An example is the announced takeover of another old German brand, Unterweser Reederei (URAG), which has been operating out of Bremen since 1890. In December 2016, Boluda Corporacion Maritima S.L. (Boluda), a Spanish towage and salvage company half the size of Svitzer, announced its acquisitions of URAG and Lütgens & Reimers L&R (in Hamburg) pending regulatory approval.
Boluda has 200 tugs. URAG has 20. Together, the two companies have 220 tugs – still only half the size of Svitzer. Boluda’s angle is presumably geographic as the Spanish company is chiefly active in South and Central America and Africa. However, Boluda has been expanding more into Europe lately with a growing presence in France, Portugal, Italy and now Germany. Thanks to URAG, it will hit the ground running with existing contracts that need to be serviced, approximately 20 vessels, and about 120 sailors who are ready to work. Boluda has stated that it wants to retain URAG as an independent brand, just as Maersk has claimed about Hamburg Süd.
Prior to the acquisition, URAG had been facing stiff monthly losses of roughly €500,000 per month. URAG’s parent company, Linnhoff Schiffahrt, gave up trying to backstop URAG’s losses.
URAG’s fate was foreshadowed and perhaps sealed by its aggressive price-cutting, both in its home ports and in its attempted expansion into other German ports. In an effort to take work from its German competitors like Bugsier and Fairplay in Hamburg, Hans Schramm in Brunsbüttel, as well as from its foreign competitors in German ports like Kotug and Svitzer, it began offering its services well below cost – a fact that has not gone unnoticed by German regulators.
Boluda will therefore face the fact that the relationships and contracts it is acquiring will come with potentially high and recurring long-term losses. Boluda will struggle in its endeavor to expand into the German market on the basis of the strategy it inherited from URAG and, furthermore, may be in for a significant culture shock when it comes to dealing with German competition regulators.
URAG’s pain was compounded by the loss of contracts to Svitzer for towage of Maersk ships. Svitzer had, predictably, been granted an exclusive right to tow Maersk vessels berthing in Bremerhaven. Previously, these Maersk assists had been provided by a joint venture between URAG and Bugsier. Svitzer now also has an exclusive right to assist Maersk vessels in the Free and Hanseatic City of Hamburg.
From January/February 2017 Edition
BY Erik Kravets

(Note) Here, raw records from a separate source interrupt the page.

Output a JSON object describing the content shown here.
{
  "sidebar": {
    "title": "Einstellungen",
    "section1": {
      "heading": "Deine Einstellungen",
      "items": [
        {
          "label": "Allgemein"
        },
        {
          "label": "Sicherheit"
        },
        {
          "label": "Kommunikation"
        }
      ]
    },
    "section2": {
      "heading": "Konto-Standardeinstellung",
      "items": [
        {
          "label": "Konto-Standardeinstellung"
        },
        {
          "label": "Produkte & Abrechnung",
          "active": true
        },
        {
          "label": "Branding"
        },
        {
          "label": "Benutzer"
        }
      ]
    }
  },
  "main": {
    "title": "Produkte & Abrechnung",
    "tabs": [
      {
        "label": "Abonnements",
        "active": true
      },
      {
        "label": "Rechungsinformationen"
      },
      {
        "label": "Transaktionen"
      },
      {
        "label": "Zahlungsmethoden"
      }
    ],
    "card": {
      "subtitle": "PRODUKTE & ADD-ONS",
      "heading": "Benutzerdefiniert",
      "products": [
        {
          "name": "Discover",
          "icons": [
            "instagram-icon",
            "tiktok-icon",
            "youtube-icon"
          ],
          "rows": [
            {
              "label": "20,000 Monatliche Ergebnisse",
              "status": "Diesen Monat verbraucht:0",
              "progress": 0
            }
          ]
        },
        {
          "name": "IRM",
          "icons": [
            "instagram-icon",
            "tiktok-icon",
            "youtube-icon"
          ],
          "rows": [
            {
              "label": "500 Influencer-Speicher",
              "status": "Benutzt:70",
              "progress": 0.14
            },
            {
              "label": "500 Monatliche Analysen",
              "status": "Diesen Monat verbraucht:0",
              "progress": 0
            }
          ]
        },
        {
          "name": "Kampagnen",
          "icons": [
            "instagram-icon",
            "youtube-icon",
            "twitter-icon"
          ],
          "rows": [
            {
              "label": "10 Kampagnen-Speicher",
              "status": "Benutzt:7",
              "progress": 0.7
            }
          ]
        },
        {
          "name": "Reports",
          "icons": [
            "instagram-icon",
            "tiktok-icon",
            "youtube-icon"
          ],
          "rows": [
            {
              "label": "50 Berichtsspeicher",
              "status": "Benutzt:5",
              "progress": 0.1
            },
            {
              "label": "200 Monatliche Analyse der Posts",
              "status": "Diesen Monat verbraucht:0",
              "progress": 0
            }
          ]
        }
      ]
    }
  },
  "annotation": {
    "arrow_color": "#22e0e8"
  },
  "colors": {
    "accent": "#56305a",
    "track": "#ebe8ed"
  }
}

Erik is a maritime lawyer based in Cuxhaven, Germany and a frequent contributor to the online MarEx Newsletter.
The opinions expressed herein are the author's and not necessarily those of The Maritime Executive.